Component data from apps and pages
● ● ● ● ●
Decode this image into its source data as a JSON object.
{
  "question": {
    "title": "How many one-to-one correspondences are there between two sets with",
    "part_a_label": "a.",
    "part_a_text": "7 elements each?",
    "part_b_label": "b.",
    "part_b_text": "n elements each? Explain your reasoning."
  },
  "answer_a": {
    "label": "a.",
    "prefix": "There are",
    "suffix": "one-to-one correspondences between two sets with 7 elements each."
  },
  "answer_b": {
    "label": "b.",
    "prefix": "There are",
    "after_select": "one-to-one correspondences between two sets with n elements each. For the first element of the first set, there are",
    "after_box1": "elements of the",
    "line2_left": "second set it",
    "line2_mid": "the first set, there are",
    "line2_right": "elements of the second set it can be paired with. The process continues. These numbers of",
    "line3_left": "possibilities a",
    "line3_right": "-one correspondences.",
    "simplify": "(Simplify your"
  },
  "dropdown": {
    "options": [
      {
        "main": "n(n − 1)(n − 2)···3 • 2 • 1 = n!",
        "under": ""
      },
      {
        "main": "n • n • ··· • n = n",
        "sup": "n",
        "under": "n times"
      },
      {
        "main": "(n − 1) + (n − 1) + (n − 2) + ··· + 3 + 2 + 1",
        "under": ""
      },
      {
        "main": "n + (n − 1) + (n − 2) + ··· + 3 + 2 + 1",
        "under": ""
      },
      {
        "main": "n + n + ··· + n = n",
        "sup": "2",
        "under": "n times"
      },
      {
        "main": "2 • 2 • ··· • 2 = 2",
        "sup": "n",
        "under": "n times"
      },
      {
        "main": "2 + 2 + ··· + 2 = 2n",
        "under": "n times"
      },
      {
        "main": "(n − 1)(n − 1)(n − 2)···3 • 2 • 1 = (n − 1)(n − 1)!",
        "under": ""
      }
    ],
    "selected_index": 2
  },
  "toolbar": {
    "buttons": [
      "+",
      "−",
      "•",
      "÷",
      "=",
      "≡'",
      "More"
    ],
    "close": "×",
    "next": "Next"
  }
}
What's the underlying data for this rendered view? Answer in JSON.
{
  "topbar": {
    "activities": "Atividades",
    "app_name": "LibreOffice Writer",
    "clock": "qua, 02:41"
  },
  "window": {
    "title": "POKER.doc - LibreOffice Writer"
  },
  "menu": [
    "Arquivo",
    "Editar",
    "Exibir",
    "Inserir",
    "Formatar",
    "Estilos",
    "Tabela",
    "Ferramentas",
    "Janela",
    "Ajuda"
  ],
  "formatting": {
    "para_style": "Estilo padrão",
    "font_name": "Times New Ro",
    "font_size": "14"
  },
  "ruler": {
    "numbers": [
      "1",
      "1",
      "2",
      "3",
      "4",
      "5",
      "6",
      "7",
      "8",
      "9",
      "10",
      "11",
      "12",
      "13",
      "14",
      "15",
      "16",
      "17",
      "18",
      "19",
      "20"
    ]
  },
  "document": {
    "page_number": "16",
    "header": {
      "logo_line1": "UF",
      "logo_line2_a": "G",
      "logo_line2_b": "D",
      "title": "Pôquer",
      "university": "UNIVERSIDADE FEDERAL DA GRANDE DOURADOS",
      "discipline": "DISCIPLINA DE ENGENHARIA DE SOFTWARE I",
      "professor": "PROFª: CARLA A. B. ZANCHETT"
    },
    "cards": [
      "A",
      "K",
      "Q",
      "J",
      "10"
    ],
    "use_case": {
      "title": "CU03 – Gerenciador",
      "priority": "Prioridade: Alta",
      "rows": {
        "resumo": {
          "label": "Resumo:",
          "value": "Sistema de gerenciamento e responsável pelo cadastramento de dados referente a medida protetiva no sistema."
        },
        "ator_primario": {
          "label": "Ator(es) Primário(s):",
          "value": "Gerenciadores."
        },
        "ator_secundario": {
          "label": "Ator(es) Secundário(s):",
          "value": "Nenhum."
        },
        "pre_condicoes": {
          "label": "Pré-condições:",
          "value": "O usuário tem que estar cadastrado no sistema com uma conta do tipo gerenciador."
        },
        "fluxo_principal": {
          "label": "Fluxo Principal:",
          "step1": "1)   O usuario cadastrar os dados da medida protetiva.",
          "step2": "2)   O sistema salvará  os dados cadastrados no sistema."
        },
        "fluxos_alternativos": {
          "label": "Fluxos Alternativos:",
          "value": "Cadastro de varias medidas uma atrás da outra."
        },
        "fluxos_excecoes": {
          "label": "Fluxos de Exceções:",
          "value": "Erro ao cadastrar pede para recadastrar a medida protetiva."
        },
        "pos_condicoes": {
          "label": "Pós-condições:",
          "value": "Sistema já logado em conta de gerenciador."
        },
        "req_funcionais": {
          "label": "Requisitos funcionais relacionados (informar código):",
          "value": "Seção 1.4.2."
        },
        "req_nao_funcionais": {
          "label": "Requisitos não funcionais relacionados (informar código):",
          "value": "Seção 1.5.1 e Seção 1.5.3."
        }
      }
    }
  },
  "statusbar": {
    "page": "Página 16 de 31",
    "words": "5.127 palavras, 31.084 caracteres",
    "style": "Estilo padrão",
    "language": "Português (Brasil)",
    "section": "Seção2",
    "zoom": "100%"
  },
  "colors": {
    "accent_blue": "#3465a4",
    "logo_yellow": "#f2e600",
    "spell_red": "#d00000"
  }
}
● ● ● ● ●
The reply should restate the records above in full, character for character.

Decode this image into its source data as a JSON object.
{
  "question": {
    "title": "How many one-to-one correspondences are there between two sets with",
    "part_a_label": "a.",
    "part_a_text": "7 elements each?",
    "part_b_label": "b.",
    "part_b_text": "n elements each? Explain your reasoning."
  },
  "answer_a": {
    "label": "a.",
    "prefix": "There are",
    "suffix": "one-to-one correspondences between two sets with 7 elements each."
  },
  "answer_b": {
    "label": "b.",
    "prefix": "There are",
    "after_select": "one-to-one correspondences between two sets with n elements each. For the first element of the first set, there are",
    "after_box1": "elements of the",
    "line2_left": "second set it",
    "line2_mid": "the first set, there are",
    "line2_right": "elements of the second set it can be paired with. The process continues. These numbers of",
    "line3_left": "possibilities a",
    "line3_right": "-one correspondences.",
    "simplify": "(Simplify your"
  },
  "dropdown": {
    "options": [
      {
        "main": "n(n − 1)(n − 2)···3 • 2 • 1 = n!",
        "under": ""
      },
      {
        "main": "n • n • ··· • n = n",
        "sup": "n",
        "under": "n times"
      },
      {
        "main": "(n − 1) + (n − 1) + (n − 2) + ··· + 3 + 2 + 1",
        "under": ""
      },
      {
        "main": "n + (n − 1) + (n − 2) + ··· + 3 + 2 + 1",
        "under": ""
      },
      {
        "main": "n + n + ··· + n = n",
        "sup": "2",
        "under": "n times"
      },
      {
        "main": "2 • 2 • ··· • 2 = 2",
        "sup": "n",
        "under": "n times"
      },
      {
        "main": "2 + 2 + ··· + 2 = 2n",
        "under": "n times"
      },
      {
        "main": "(n − 1)(n − 1)(n − 2)···3 • 2 • 1 = (n − 1)(n − 1)!",
        "under": ""
      }
    ],
    "selected_index": 2
  },
  "toolbar": {
    "buttons": [
      "+",
      "−",
      "•",
      "÷",
      "=",
      "≡'",
      "More"
    ],
    "close": "×",
    "next": "Next"
  }
}
What's the underlying data for this rendered view? Answer in JSON.
{
  "topbar": {
    "activities": "Atividades",
    "app_name": "LibreOffice Writer",
    "clock": "qua, 02:41"
  },
  "window": {
    "title": "POKER.doc - LibreOffice Writer"
  },
  "menu": [
    "Arquivo",
    "Editar",
    "Exibir",
    "Inserir",
    "Formatar",
    "Estilos",
    "Tabela",
    "Ferramentas",
    "Janela",
    "Ajuda"
  ],
  "formatting": {
    "para_style": "Estilo padrão",
    "font_name": "Times New Ro",
    "font_size": "14"
  },
  "ruler": {
    "numbers": [
      "1",
      "1",
      "2",
      "3",
      "4",
      "5",
      "6",
      "7",
      "8",
      "9",
      "10",
      "11",
      "12",
      "13",
      "14",
      "15",
      "16",
      "17",
      "18",
      "19",
      "20"
    ]
  },
  "document": {
    "page_number": "16",
    "header": {
      "logo_line1": "UF",
      "logo_line2_a": "G",
      "logo_line2_b": "D",
      "title": "Pôquer",
      "university": "UNIVERSIDADE FEDERAL DA GRANDE DOURADOS",
      "discipline": "DISCIPLINA DE ENGENHARIA DE SOFTWARE I",
      "professor": "PROFª: CARLA A. B. ZANCHETT"
    },
    "cards": [
      "A",
      "K",
      "Q",
      "J",
      "10"
    ],
    "use_case": {
      "title": "CU03 – Gerenciador",
      "priority": "Prioridade: Alta",
      "rows": {
        "resumo": {
          "label": "Resumo:",
          "value": "Sistema de gerenciamento e responsável pelo cadastramento de dados referente a medida protetiva no sistema."
        },
        "ator_primario": {
          "label": "Ator(es) Primário(s):",
          "value": "Gerenciadores."
        },
        "ator_secundario": {
          "label": "Ator(es) Secundário(s):",
          "value": "Nenhum."
        },
        "pre_condicoes": {
          "label": "Pré-condições:",
          "value": "O usuário tem que estar cadastrado no sistema com uma conta do tipo gerenciador."
        },
        "fluxo_principal": {
          "label": "Fluxo Principal:",
          "step1": "1)   O usuario cadastrar os dados da medida protetiva.",
          "step2": "2)   O sistema salvará  os dados cadastrados no sistema."
        },
        "fluxos_alternativos": {
          "label": "Fluxos Alternativos:",
          "value": "Cadastro de varias medidas uma atrás da outra."
        },
        "fluxos_excecoes": {
          "label": "Fluxos de Exceções:",
          "value": "Erro ao cadastrar pede para recadastrar a medida protetiva."
        },
        "pos_condicoes": {
          "label": "Pós-condições:",
          "value": "Sistema já logado em conta de gerenciador."
        },
        "req_funcionais": {
          "label": "Requisitos funcionais relacionados (informar código):",
          "value": "Seção 1.4.2."
        },
        "req_nao_funcionais": {
          "label": "Requisitos não funcionais relacionados (informar código):",
          "value": "Seção 1.5.1 e Seção 1.5.3."
        }
      }
    }
  },
  "statusbar": {
    "page": "Página 16 de 31",
    "words": "5.127 palavras, 31.084 caracteres",
    "style": "Estilo padrão",
    "language": "Português (Brasil)",
    "section": "Seção2",
    "zoom": "100%"
  },
  "colors": {
    "accent_blue": "#3465a4",
    "logo_yellow": "#f2e600",
    "spell_red": "#d00000"
  }
}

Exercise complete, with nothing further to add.